WORK INSTRUCTION: What lines of the listing include the string "true"? Show them all.
- - - - - - -
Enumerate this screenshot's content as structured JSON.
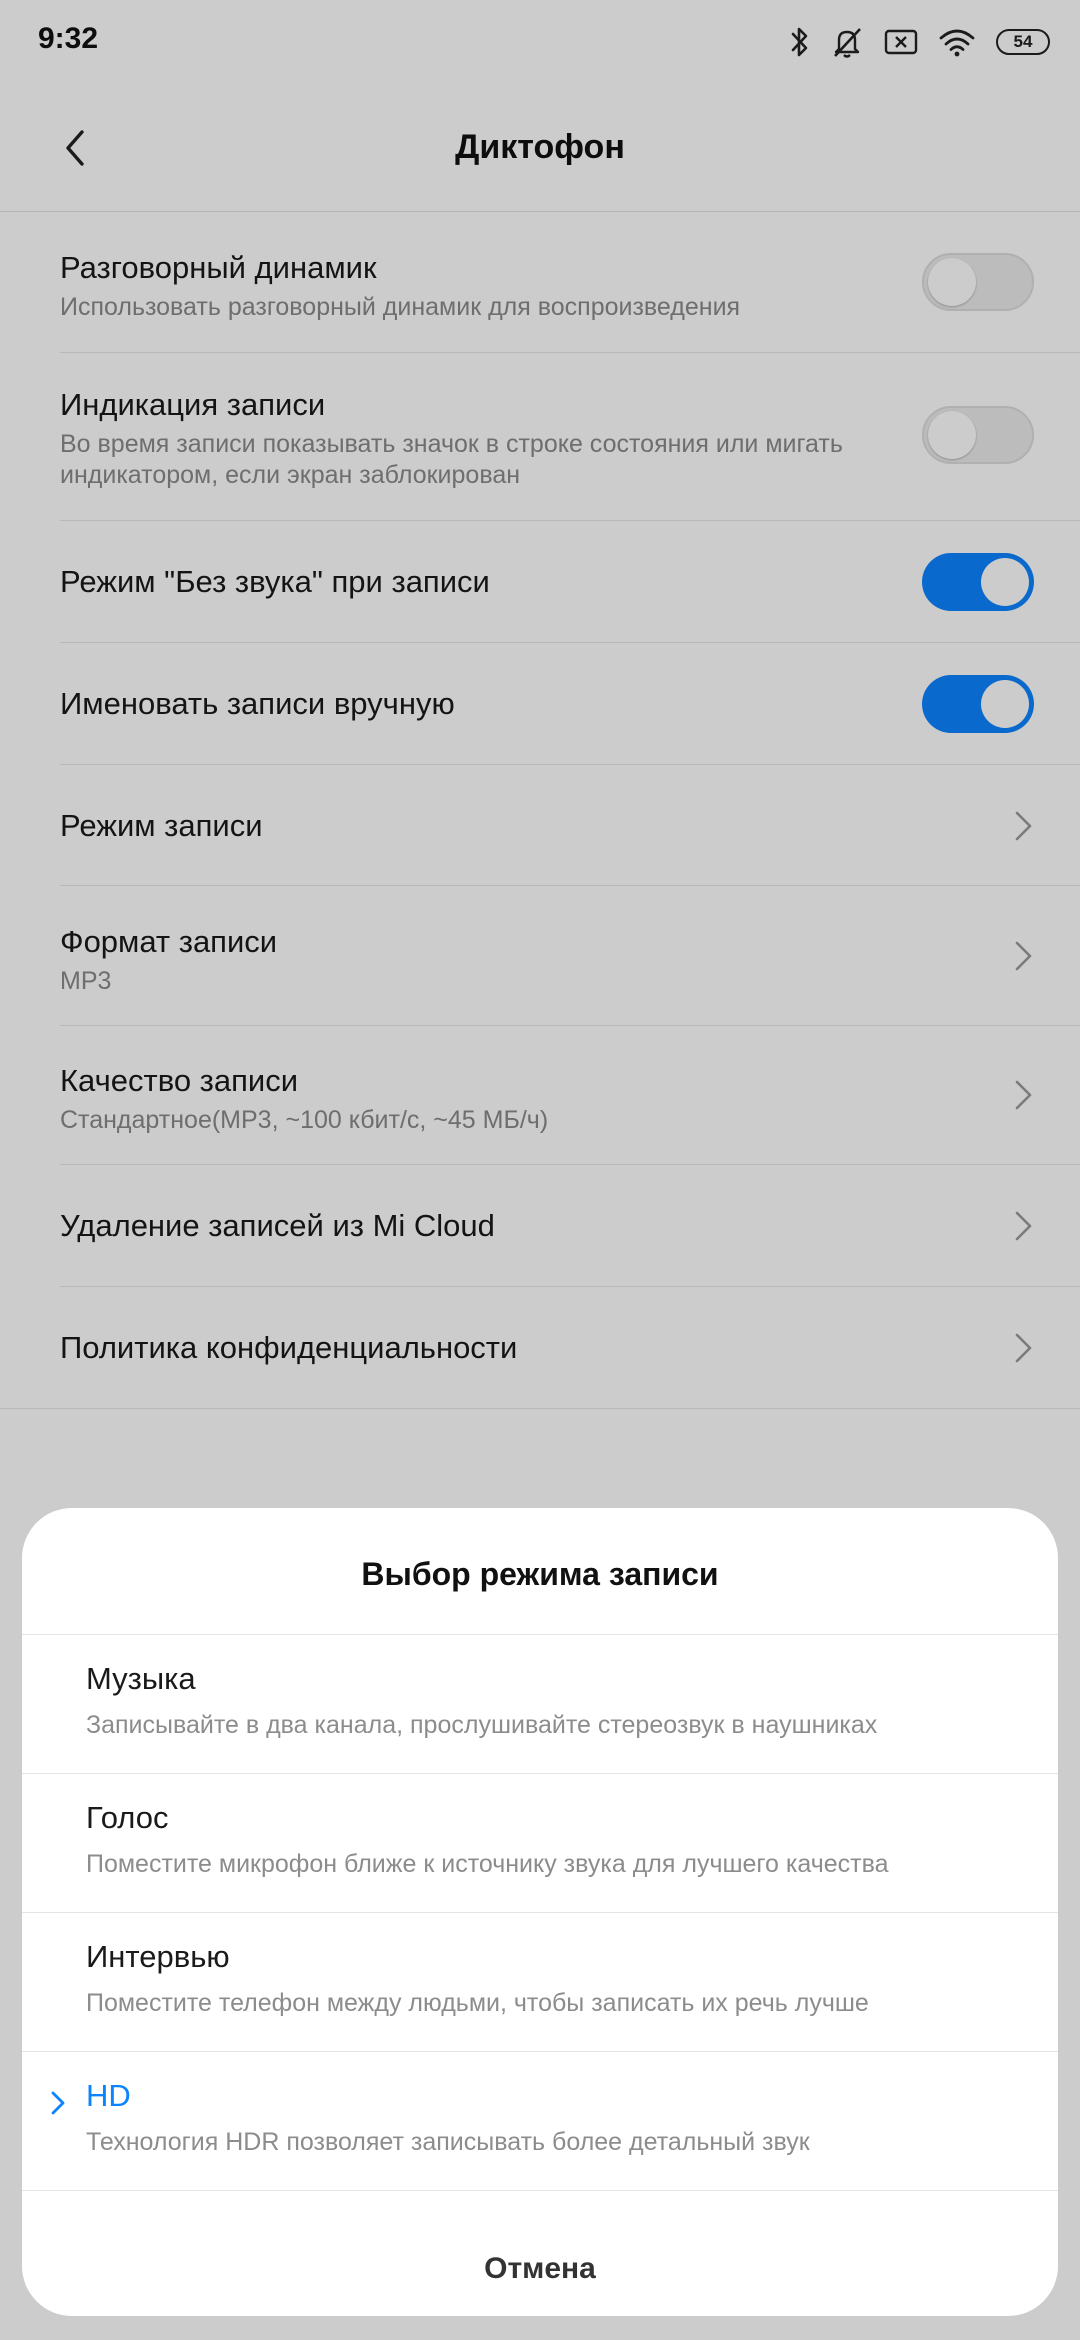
{
  "status_bar": {
    "time": "9:32",
    "battery": "54",
    "icons": [
      "bluetooth-icon",
      "silent-icon",
      "sim-missing-icon",
      "wifi-icon",
      "battery-icon"
    ]
  },
  "header": {
    "title": "Диктофон"
  },
  "settings": [
    {
      "title": "Разговорный динамик",
      "subtitle": "Использовать разговорный динамик для воспроизведения",
      "control": "toggle",
      "on": false
    },
    {
      "title": "Индикация записи",
      "subtitle": "Во время записи показывать значок в строке состояния или мигать индикатором, если экран заблокирован",
      "control": "toggle",
      "on": false
    },
    {
      "title": "Режим \"Без звука\" при записи",
      "control": "toggle",
      "on": true
    },
    {
      "title": "Именовать записи вручную",
      "control": "toggle",
      "on": true
    },
    {
      "title": "Режим записи",
      "control": "chevron"
    },
    {
      "title": "Формат записи",
      "subtitle": "MP3",
      "control": "chevron"
    },
    {
      "title": "Качество записи",
      "subtitle": "Стандартное(MP3, ~100 кбит/с, ~45 МБ/ч)",
      "control": "chevron"
    },
    {
      "title": "Удаление записей из Mi Cloud",
      "control": "chevron"
    },
    {
      "title": "Политика конфиденциальности",
      "control": "chevron"
    }
  ],
  "sheet": {
    "title": "Выбор режима записи",
    "options": [
      {
        "title": "Музыка",
        "subtitle": "Записывайте в два канала, прослушивайте стереозвук в наушниках",
        "selected": false
      },
      {
        "title": "Голос",
        "subtitle": "Поместите микрофон ближе к источнику звука для лучшего качества",
        "selected": false
      },
      {
        "title": "Интервью",
        "subtitle": "Поместите телефон между людьми, чтобы записать их речь лучше",
        "selected": false
      },
      {
        "title": "HD",
        "subtitle": "Технология HDR позволяет записывать более детальный звук",
        "selected": true
      }
    ],
    "cancel_label": "Отмена"
  },
  "colors": {
    "accent": "#0d84ff",
    "toggle_off": "#ececec",
    "scrim": "rgba(0,0,0,0.2)"
  }
}
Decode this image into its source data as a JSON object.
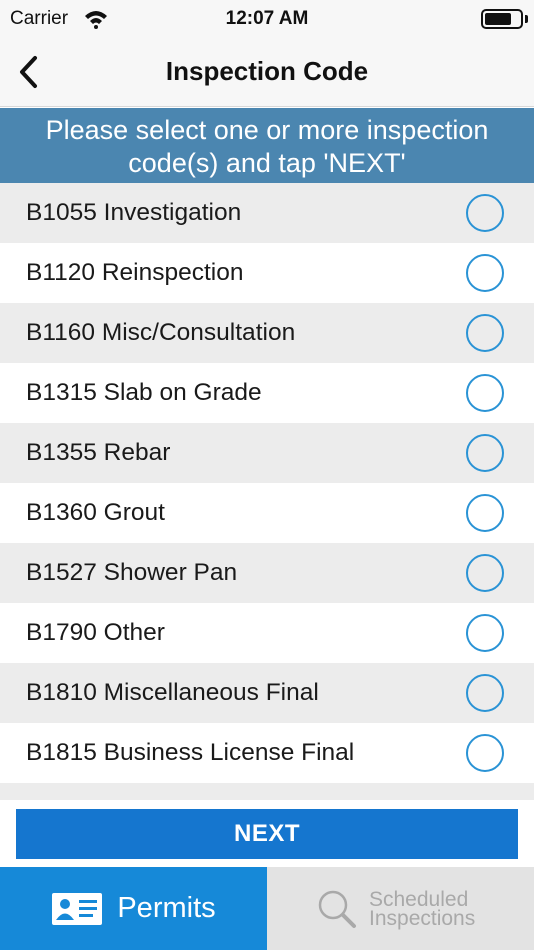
{
  "status_bar": {
    "carrier": "Carrier",
    "time": "12:07 AM"
  },
  "nav": {
    "title": "Inspection Code"
  },
  "banner": {
    "line1": "Please select one or more inspection",
    "line2": "code(s) and tap 'NEXT'"
  },
  "codes": [
    {
      "label": "B1055 Investigation",
      "selected": false
    },
    {
      "label": "B1120 Reinspection",
      "selected": false
    },
    {
      "label": "B1160 Misc/Consultation",
      "selected": false
    },
    {
      "label": "B1315 Slab on Grade",
      "selected": false
    },
    {
      "label": "B1355 Rebar",
      "selected": false
    },
    {
      "label": "B1360 Grout",
      "selected": false
    },
    {
      "label": "B1527 Shower Pan",
      "selected": false
    },
    {
      "label": "B1790 Other",
      "selected": false
    },
    {
      "label": "B1810 Miscellaneous Final",
      "selected": false
    },
    {
      "label": "B1815 Business License Final",
      "selected": false
    },
    {
      "label": "",
      "selected": false
    }
  ],
  "next_button": {
    "label": "NEXT"
  },
  "tabs": {
    "permits": {
      "label": "Permits",
      "icon": "id-card-icon",
      "active": true
    },
    "scheduled": {
      "label_line1": "Scheduled",
      "label_line2": "Inspections",
      "icon": "search-icon",
      "active": false
    }
  },
  "colors": {
    "banner": "#4b86b0",
    "radio_border": "#2a93d5",
    "next_button": "#1576cf",
    "tab_active": "#1689d8",
    "tab_inactive": "#e3e3e3"
  }
}
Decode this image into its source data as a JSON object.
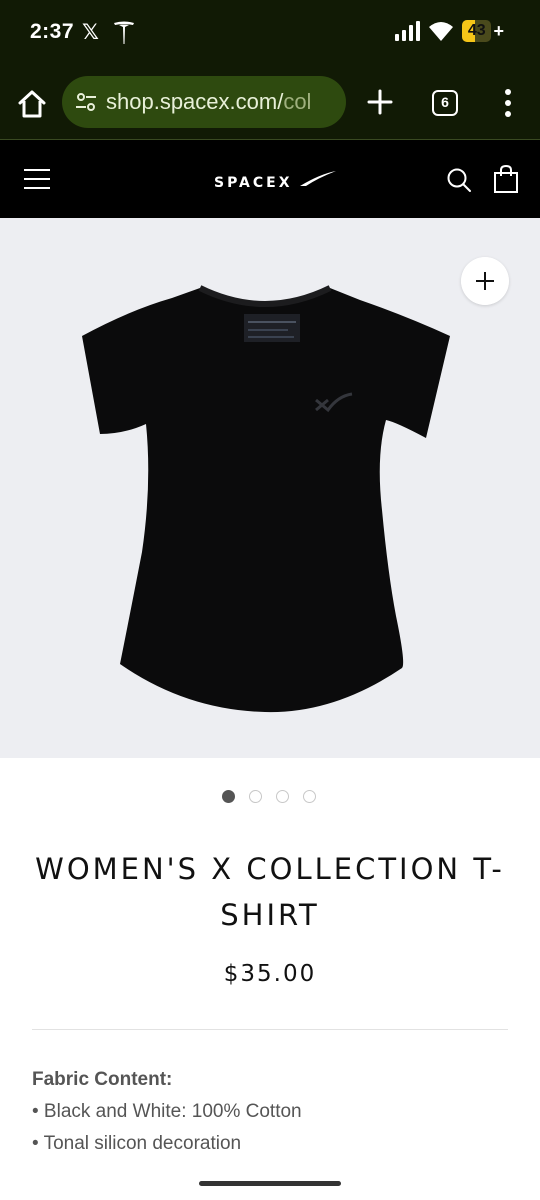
{
  "status_bar": {
    "time": "2:37",
    "x_glyph": "𝕏",
    "battery_level": "43",
    "battery_fill_percent": 43,
    "accent_color": "#f5c518"
  },
  "browser": {
    "url_main": "shop.spacex.com/",
    "url_rest": "col",
    "tab_count": "6",
    "bar_color": "#111a05",
    "pill_color": "#2e4a0f"
  },
  "site": {
    "logo_text": "SPACEX"
  },
  "product": {
    "title": "WOMEN'S X COLLECTION T-SHIRT",
    "price": "$35.00",
    "image_count": 4,
    "active_image": 1,
    "details_heading": "Fabric Content:",
    "details_items": [
      "• Black and White: 100% Cotton",
      "• Tonal silicon decoration"
    ]
  },
  "icons": [
    "home-icon",
    "tune-icon",
    "plus-icon",
    "tabs-icon",
    "more-vert-icon",
    "menu-icon",
    "search-icon",
    "shopping-bag-icon",
    "zoom-plus-icon"
  ]
}
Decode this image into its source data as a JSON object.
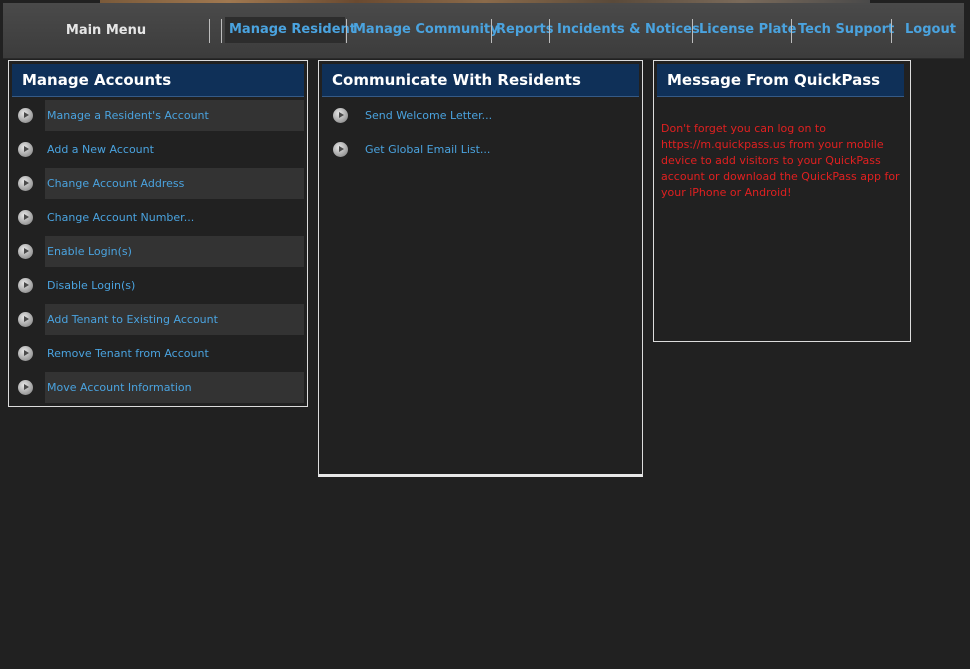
{
  "header": {
    "main_menu_label": "Main Menu",
    "nav": [
      {
        "label": "Manage Resident",
        "active": true
      },
      {
        "label": "Manage Community",
        "active": false
      },
      {
        "label": "Reports",
        "active": false
      },
      {
        "label": "Incidents & Notices",
        "active": false
      },
      {
        "label": "License Plate",
        "active": false
      },
      {
        "label": "Tech Support",
        "active": false
      },
      {
        "label": "Logout",
        "active": false
      }
    ]
  },
  "manage_accounts": {
    "title": "Manage Accounts",
    "items": [
      {
        "label": "Manage a Resident's Account"
      },
      {
        "label": "Add a New Account"
      },
      {
        "label": "Change Account Address"
      },
      {
        "label": "Change Account Number..."
      },
      {
        "label": "Enable Login(s)"
      },
      {
        "label": "Disable Login(s)"
      },
      {
        "label": "Add Tenant to Existing Account"
      },
      {
        "label": "Remove Tenant from Account"
      },
      {
        "label": "Move Account Information"
      }
    ]
  },
  "communicate": {
    "title": "Communicate With Residents",
    "items": [
      {
        "label": "Send Welcome Letter..."
      },
      {
        "label": "Get Global Email List..."
      }
    ]
  },
  "message": {
    "title": "Message From QuickPass",
    "text": "Don't forget you can log on to https://m.quickpass.us from your mobile device to add visitors to your QuickPass account or download the QuickPass app for your iPhone or Android!"
  },
  "colors": {
    "background": "#212121",
    "header_blue": "#0f3058",
    "link_blue": "#4aa3df",
    "message_red": "#e02020"
  }
}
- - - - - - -
SOLUTION FOR THIS TASK:
      "on": true
      "on": true
        "selected": true
      "active": true
        "active": true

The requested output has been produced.